I’ve been a little quiet on the internet front lately, but only because things have suddenly picked up speed on the renos. Six months ago we started work on the kitchen, just a little here and there, eventually gutting the kitchen and living room. Since The Mister has been home the last few weeks, things have suddenly kicked into gear!

First I lost one wall…


Then another…


Along with the pantry,Β  linen press, benches and cupboards!

Thankfully I then gained some new walls. Hello gyprock and hello dust!

For the next week and a bit my house turned WHITE. There was so much dust we had fans going contantly and my handy hubby used the leaf blower to clean up every evening. Tomorrow will be the last dust day as the final coat of plaster is dry and ready for sanding.

Meanwhile, the electrician has been and cut new powerpoint holes. The plumber is on his way to modify the pipes ready for my fancy new sink. I’ve been busy priming the kitchen walls and painting a GIANT blackboard in the hallway (keep an eye out for that one in upcoming posts!). I’ve also temporarily misplaced my Ikea obsession. I am officially Ikea’d out!


This cool dude has provided some cheap labour. He works for food and tv time πŸ˜‰ He helped knock out the pantry and is now on to painting in the kitchen.


My Little Mathematician turned Little Labourer

There is still A LOT to do. A LOT! But it is so exciting seeing the house transform,  not into a perfect showroom style house, but into a home that reflects who we are as a family.

We are moving towards being more energy-efficient. The new layout will reduce our dependence on electric lighting and lessen the need to cool and heat our home.

Our home will be more child friendly. We’ve kept the kids in mind each step of the way, from the choice of flooring, to the bench layout,  to the blackboard. This is a home for them to enjoy as much as us.

Tomorrow will be a big day for all of us. Working together as a family. Learning new skills together, with the help of our family and friends. But for the moment we are taking a break. The boys are playing Connect 4 while the baby crawls over them, and I’m sitting here enjoying them.

Renolife has proven to be precious x

Rainbow writing prompts

Earlier this week I showed these funky rainbow writing prompts over on Facebook.
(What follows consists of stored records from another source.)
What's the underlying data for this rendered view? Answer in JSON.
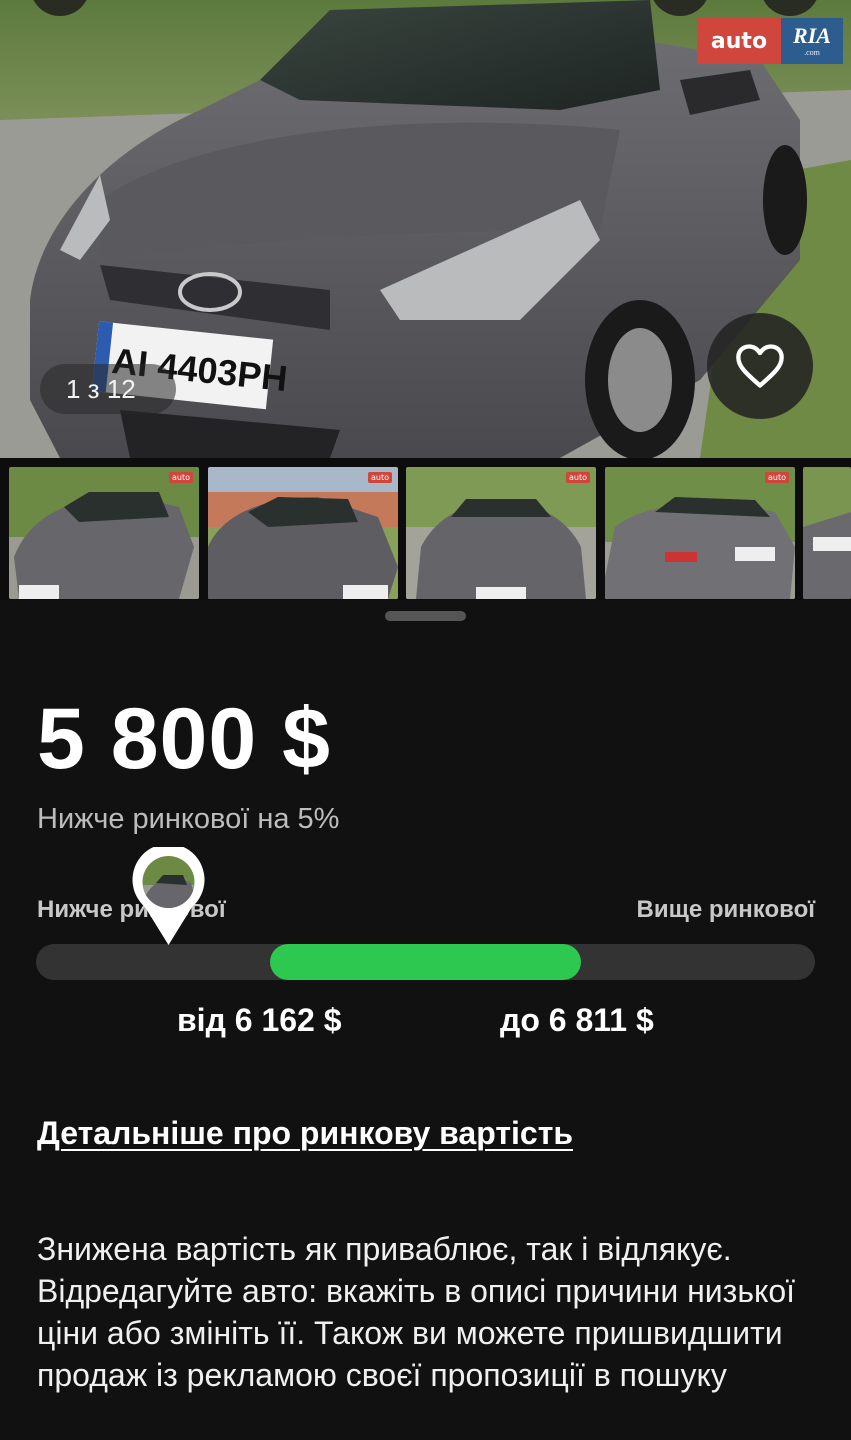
{
  "gallery": {
    "counter": "1 з 12",
    "logo": {
      "auto": "auto",
      "ria": "RIA",
      "ria_suffix": ".com"
    },
    "plate": "AI 4403PH",
    "thumb_tag": "auto"
  },
  "price": {
    "value": "5 800 $",
    "comparison": "Нижче ринкової на 5%"
  },
  "market_scale": {
    "left_label": "Нижче ринкової",
    "right_label": "Вище ринкової",
    "range_from": "від 6 162 $",
    "range_to": "до 6 811 $",
    "marker_position_fraction": 0.17,
    "range_start_fraction": 0.3,
    "range_end_fraction": 0.7,
    "accent_color": "#2cc84f"
  },
  "details_link": "Детальніше про ринкову вартість",
  "advice_text": "Знижена вартість як приваблює, так і відлякує. Відредагуйте авто: вкажіть в описі причини низької ціни або змініть її. Також ви можете пришвидшити продаж із рекламою своєї пропозиції в пошуку"
}
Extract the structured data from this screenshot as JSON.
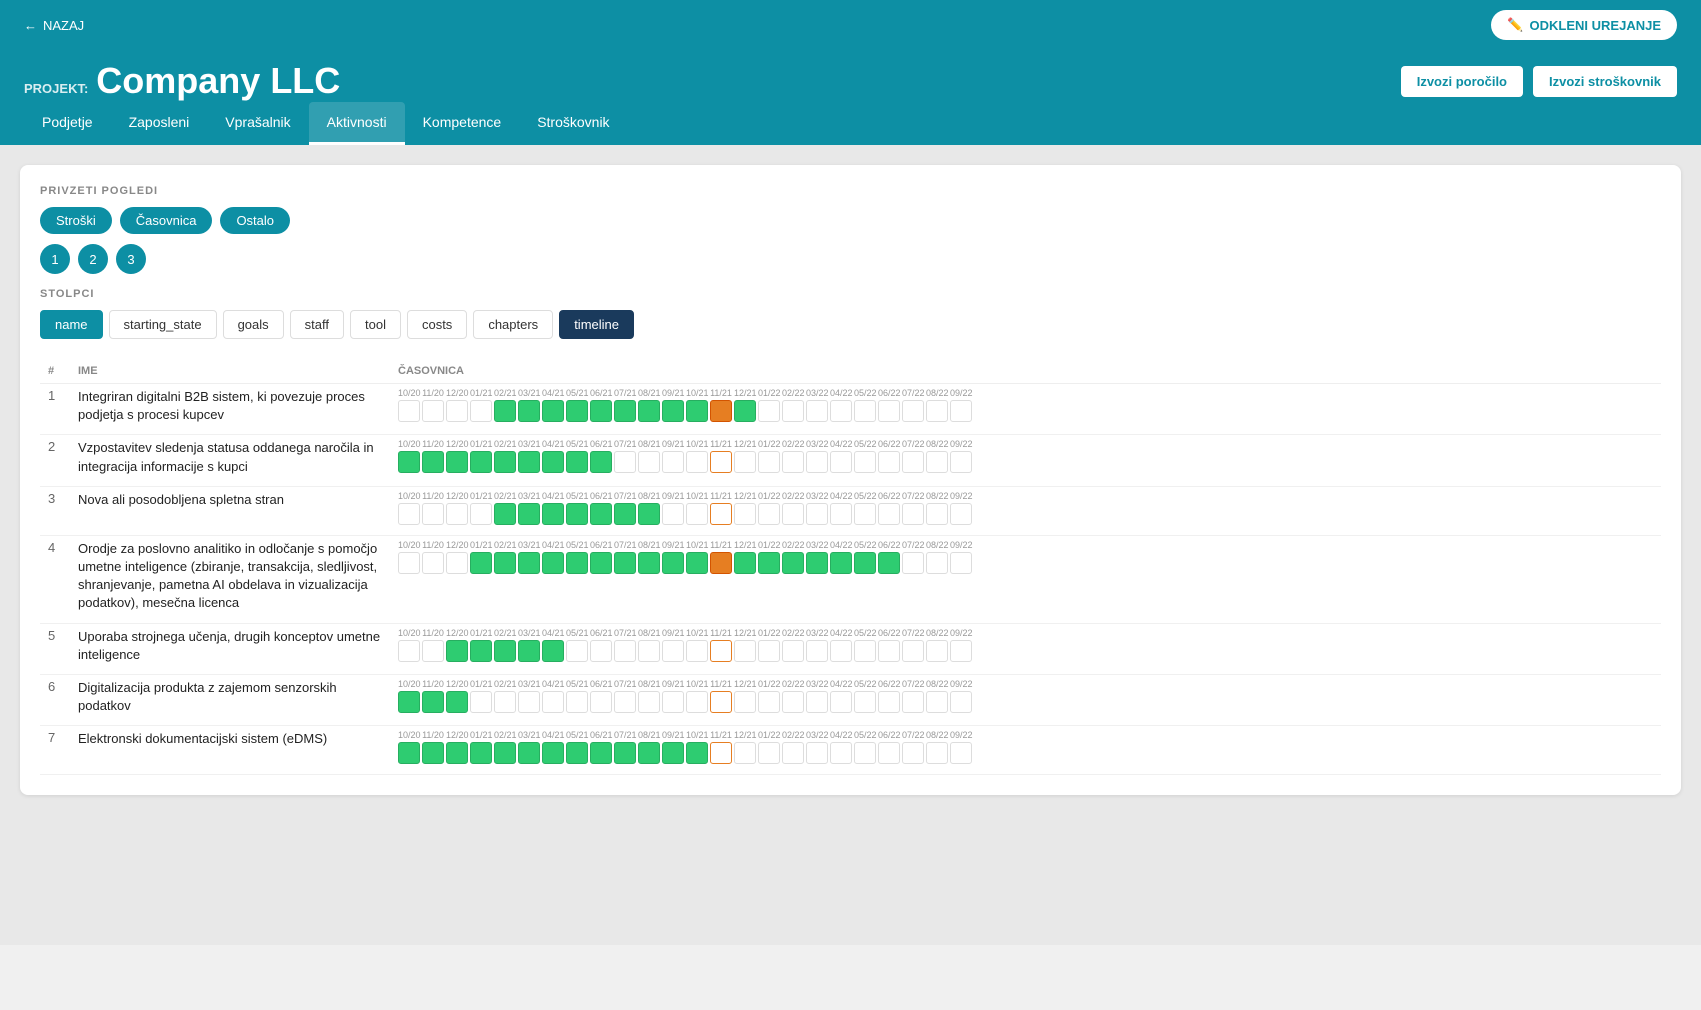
{
  "topbar": {
    "back_label": "NAZAJ",
    "unlock_label": "ODKLENI UREJANJE"
  },
  "header": {
    "project_prefix": "PROJEKT:",
    "project_name": "Company LLC",
    "export_report": "Izvozi poročilo",
    "export_costs": "Izvozi stroškovnik"
  },
  "nav": {
    "items": [
      {
        "label": "Podjetje",
        "active": false
      },
      {
        "label": "Zaposleni",
        "active": false
      },
      {
        "label": "Vprašalnik",
        "active": false
      },
      {
        "label": "Aktivnosti",
        "active": true
      },
      {
        "label": "Kompetence",
        "active": false
      },
      {
        "label": "Stroškovnik",
        "active": false
      }
    ]
  },
  "views": {
    "section_label": "PRIVZETI POGLEDI",
    "pills": [
      "Stroški",
      "Časovnica",
      "Ostalo"
    ],
    "numbers": [
      "1",
      "2",
      "3"
    ]
  },
  "columns": {
    "section_label": "STOLPCI",
    "items": [
      {
        "label": "name",
        "active": "teal"
      },
      {
        "label": "starting_state",
        "active": "none"
      },
      {
        "label": "goals",
        "active": "none"
      },
      {
        "label": "staff",
        "active": "none"
      },
      {
        "label": "tool",
        "active": "none"
      },
      {
        "label": "costs",
        "active": "none"
      },
      {
        "label": "chapters",
        "active": "none"
      },
      {
        "label": "timeline",
        "active": "dark"
      }
    ]
  },
  "table": {
    "col_num": "#",
    "col_name": "IME",
    "col_timeline": "ČASOVNICA",
    "months": [
      "10/20",
      "11/20",
      "12/20",
      "01/21",
      "02/21",
      "03/21",
      "04/21",
      "05/21",
      "06/21",
      "07/21",
      "08/21",
      "09/21",
      "10/21",
      "11/21",
      "12/21",
      "01/22",
      "02/22",
      "03/22",
      "04/22",
      "05/22",
      "06/22",
      "07/22",
      "08/22",
      "09/22"
    ],
    "rows": [
      {
        "num": "1",
        "name": "Integriran digitalni B2B sistem, ki povezuje proces podjetja s procesi kupcev",
        "boxes": [
          "empty",
          "empty",
          "empty",
          "empty",
          "green",
          "green",
          "green",
          "green",
          "green",
          "green",
          "green",
          "green",
          "green",
          "orange",
          "green",
          "empty",
          "empty",
          "empty",
          "empty",
          "empty",
          "empty",
          "empty",
          "empty",
          "empty"
        ]
      },
      {
        "num": "2",
        "name": "Vzpostavitev sledenja statusa oddanega naročila in integracija informacije s kupci",
        "boxes": [
          "green",
          "green",
          "green",
          "green",
          "green",
          "green",
          "green",
          "green",
          "green",
          "empty",
          "empty",
          "empty",
          "empty",
          "orange-border",
          "empty",
          "empty",
          "empty",
          "empty",
          "empty",
          "empty",
          "empty",
          "empty",
          "empty",
          "empty"
        ]
      },
      {
        "num": "3",
        "name": "Nova ali posodobljena spletna stran",
        "boxes": [
          "empty",
          "empty",
          "empty",
          "empty",
          "green",
          "green",
          "green",
          "green",
          "green",
          "green",
          "green",
          "empty",
          "empty",
          "orange-border",
          "empty",
          "empty",
          "empty",
          "empty",
          "empty",
          "empty",
          "empty",
          "empty",
          "empty",
          "empty"
        ]
      },
      {
        "num": "4",
        "name": "Orodje za poslovno analitiko in odločanje s pomočjo umetne inteligence (zbiranje, transakcija, sledljivost, shranjevanje, pametna AI obdelava in vizualizacija podatkov), mesečna licenca",
        "boxes": [
          "empty",
          "empty",
          "empty",
          "green",
          "green",
          "green",
          "green",
          "green",
          "green",
          "green",
          "green",
          "green",
          "green",
          "orange",
          "green",
          "green",
          "green",
          "green",
          "green",
          "green",
          "green",
          "empty",
          "empty",
          "empty"
        ]
      },
      {
        "num": "5",
        "name": "Uporaba strojnega učenja, drugih konceptov umetne inteligence",
        "boxes": [
          "empty",
          "empty",
          "green",
          "green",
          "green",
          "green",
          "green",
          "empty",
          "empty",
          "empty",
          "empty",
          "empty",
          "empty",
          "orange-border",
          "empty",
          "empty",
          "empty",
          "empty",
          "empty",
          "empty",
          "empty",
          "empty",
          "empty",
          "empty"
        ]
      },
      {
        "num": "6",
        "name": "Digitalizacija produkta z zajemom senzorskih podatkov",
        "boxes": [
          "green",
          "green",
          "green",
          "empty",
          "empty",
          "empty",
          "empty",
          "empty",
          "empty",
          "empty",
          "empty",
          "empty",
          "empty",
          "orange-border",
          "empty",
          "empty",
          "empty",
          "empty",
          "empty",
          "empty",
          "empty",
          "empty",
          "empty",
          "empty"
        ]
      },
      {
        "num": "7",
        "name": "Elektronski dokumentacijski sistem (eDMS)",
        "boxes": [
          "green",
          "green",
          "green",
          "green",
          "green",
          "green",
          "green",
          "green",
          "green",
          "green",
          "green",
          "green",
          "green",
          "orange-border",
          "empty",
          "empty",
          "empty",
          "empty",
          "empty",
          "empty",
          "empty",
          "empty",
          "empty",
          "empty"
        ]
      }
    ]
  }
}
As promised, here’s how to make and use them πŸ™‚


For these you will need some paddle pop sticks. Coloured is ALWAYS more fun. I got these ones for a few dollars from RIOT but I’ve seen them in discount stores as well. You could even collect used paddle pops sticks and dye or paint them yourself for another fun activity. You’ll also need writing implements: paper, pencils, clipboard (all work is better received on a clipboard in my house. Go figure?!).
Oh, and a Sharpie pen for Mum πŸ˜‰


Then you simply write some prompts on the sticks. I’ve colour co-ordinated mine to broad topics. All about me (yellow), magical what-ifs (red), cool places to live (blue)…


…the completely fantastical (green)…


The orange are for persuasional writingΒ  (‘up is better than down because’ and other crazy arguments) and the purple sticks are recall work from our other subjects (People in the Stone Age…). The key is for them to be interesting, open-ended and without a specific right or wrong answer; we are looking to make writing FUN! Feel free to use the ideas you can see on our sticks, or come up with your own based on your child’s current interests.

Pop them all into a jar. A box or bag would work just as well, so use whatever you have. Have your mini-Wordsmith select one at random and write/draw/narrate a story to you.


My usually reluctant writer LOVED these! He filled a page from the first prompt, then engaged in a lively game of storytelling with his Dad and Uncle using a few more. We will keep these on the bench beside paper and pencils to encourage further writing πŸ™‚

What would you write on your sticks to get your little one scribbling away?